- On March 17, 2015
What is off in these three sentences?
- Even though his country is atop the leaderboard, Russian President Vladimir Putin implied that his hockey team is comprised of cowards.
- Occidental is comprised of three distinct brands: Allegro, Grand and Royal Hideaway.
- Our universe is comprised of 400 pension plans and investment managers and more than $7 trillion in global trades.
If you pointed to the word of that follows comprised, you are correct. Comprise means to consist of, be made up of, include, or contain, making the word of redundant or silly-sounding. (Would you say contain of?)
In these three sentences, comprise is used correctly:
- Under the terms of the G.E. bid, Alstom would sell its energy business, which comprises [read consists of] roughly 70 percent of the company’s operations.
- After months of wondering whether Carole King would ever come to see the Broadway musical based on her life and comprising [read including] her music, the singer/songwriter surprised the cast and crew by attending Thursday evening’s performance.
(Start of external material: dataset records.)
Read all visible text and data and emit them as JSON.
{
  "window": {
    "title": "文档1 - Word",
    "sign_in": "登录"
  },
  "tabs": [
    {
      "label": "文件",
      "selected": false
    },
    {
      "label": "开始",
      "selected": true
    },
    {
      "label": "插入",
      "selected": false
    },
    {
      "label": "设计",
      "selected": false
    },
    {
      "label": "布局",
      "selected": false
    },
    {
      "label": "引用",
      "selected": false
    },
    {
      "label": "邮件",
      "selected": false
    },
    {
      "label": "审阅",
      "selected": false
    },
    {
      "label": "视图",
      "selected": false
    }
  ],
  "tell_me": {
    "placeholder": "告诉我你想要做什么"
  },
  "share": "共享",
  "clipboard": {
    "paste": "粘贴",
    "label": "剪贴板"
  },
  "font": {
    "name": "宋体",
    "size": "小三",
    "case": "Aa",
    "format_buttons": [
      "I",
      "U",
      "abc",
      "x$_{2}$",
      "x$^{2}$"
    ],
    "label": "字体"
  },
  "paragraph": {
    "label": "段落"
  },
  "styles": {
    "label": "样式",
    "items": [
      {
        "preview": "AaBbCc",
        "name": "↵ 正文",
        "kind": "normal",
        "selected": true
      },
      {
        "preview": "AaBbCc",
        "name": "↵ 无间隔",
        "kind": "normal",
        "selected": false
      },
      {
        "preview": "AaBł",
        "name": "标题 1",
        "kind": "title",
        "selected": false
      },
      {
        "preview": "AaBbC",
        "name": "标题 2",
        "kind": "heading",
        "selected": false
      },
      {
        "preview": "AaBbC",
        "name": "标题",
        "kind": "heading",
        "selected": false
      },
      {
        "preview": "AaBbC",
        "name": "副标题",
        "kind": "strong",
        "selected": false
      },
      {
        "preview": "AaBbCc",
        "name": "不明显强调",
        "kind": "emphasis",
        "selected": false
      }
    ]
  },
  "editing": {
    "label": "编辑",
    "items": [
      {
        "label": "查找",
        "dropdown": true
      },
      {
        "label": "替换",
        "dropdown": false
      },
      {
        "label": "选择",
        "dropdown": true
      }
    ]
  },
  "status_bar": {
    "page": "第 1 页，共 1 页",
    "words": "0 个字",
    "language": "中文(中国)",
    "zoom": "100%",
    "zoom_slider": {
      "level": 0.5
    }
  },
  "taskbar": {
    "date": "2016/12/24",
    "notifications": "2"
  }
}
- Boys & Girls Harbor comprises [read is made up of] preschool and after-school programs, and a performing-arts conservatory.
The word of aside (in the first set of sentences), all six sentences use comprise correctly in the following sense: The whole comprises the parts. So the universe comprises the plans, managers, and trades; Putin’s hockey team comprises the cowards; Carole King’s Broadway life story comprises her music; and so on.
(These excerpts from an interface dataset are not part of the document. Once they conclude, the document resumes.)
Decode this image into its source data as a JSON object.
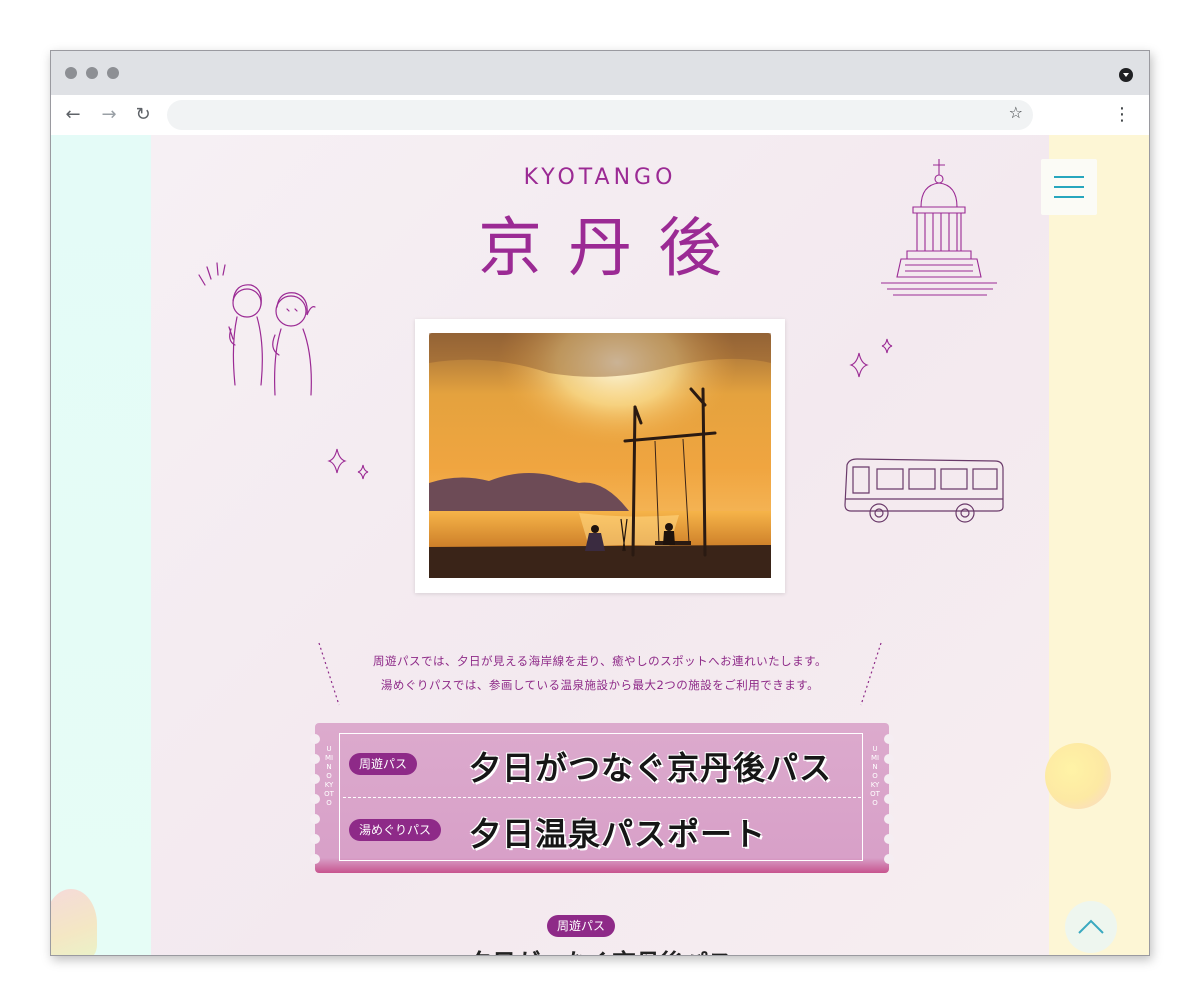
{
  "browser": {
    "url": "",
    "icons": {
      "back": "back-arrow-icon",
      "forward": "forward-arrow-icon",
      "reload": "reload-icon",
      "bookmark": "star-icon",
      "menu": "kebab-menu-icon"
    }
  },
  "header": {
    "brand_en": "KYOTANGO",
    "brand_jp": "京丹後"
  },
  "intro": {
    "line1": "周遊パスでは、夕日が見える海岸線を走り、癒やしのスポットへお連れいたします。",
    "line2": "湯めぐりパスでは、参画している温泉施設から最大2つの施設をご利用できます。"
  },
  "ticket": {
    "pass1_badge": "周遊パス",
    "pass1_title": "夕日がつなぐ京丹後パス",
    "pass2_badge": "湯めぐりパス",
    "pass2_title": "夕日温泉パスポート",
    "side_text": "UMI NO KYOTO"
  },
  "section": {
    "badge": "周遊パス",
    "title": "夕日がつなぐ京丹後パス"
  },
  "colors": {
    "brand": "#9b2a94",
    "ticket": "#d8a5c9",
    "menu_accent": "#27a6bd"
  }
}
Some people get comprise and compose mixed up—with good reason. First, when you use the word compose (not the phrase composed of, which I’ll get to next), you start with the parts and go to the whole, for example, “Fifty states and one federal district compose our nation.” In everyday business communication, you likely won’t have much use for compose in this sense. If you wanted to use comprise instead, you’d have to flip the sentence: Our nation comprises fifty states and one federal district. The whole, then the parts.
Now for composed of—which can be a synonym for comprise. While the phrase comprised of is incorrect usage, composed of is fine—and you’re likely to use it a lot.
- Our nation is composed of fifty states and one federal district.
- About 18,000 people buy tickets each year to attend the festival, which is composed of 50 or so events.
- The team is composed of Hugo Vela, a copywriter and Diego Machado, an art director.
My recommendation is to always go for the simplest word or phrase that conveys your meaning. Composed of is more straightforward than comprise—and made up of is even more so. You could have used made up of in all three sentences and sounded polished and professional.
Sometimes the super simple has or have is all you need, which is what I thought when I happened on the following sentence, “The Lasnet family already comprises four children.”
Let’s just say, “The Lasnets already have four children” and leave it at that.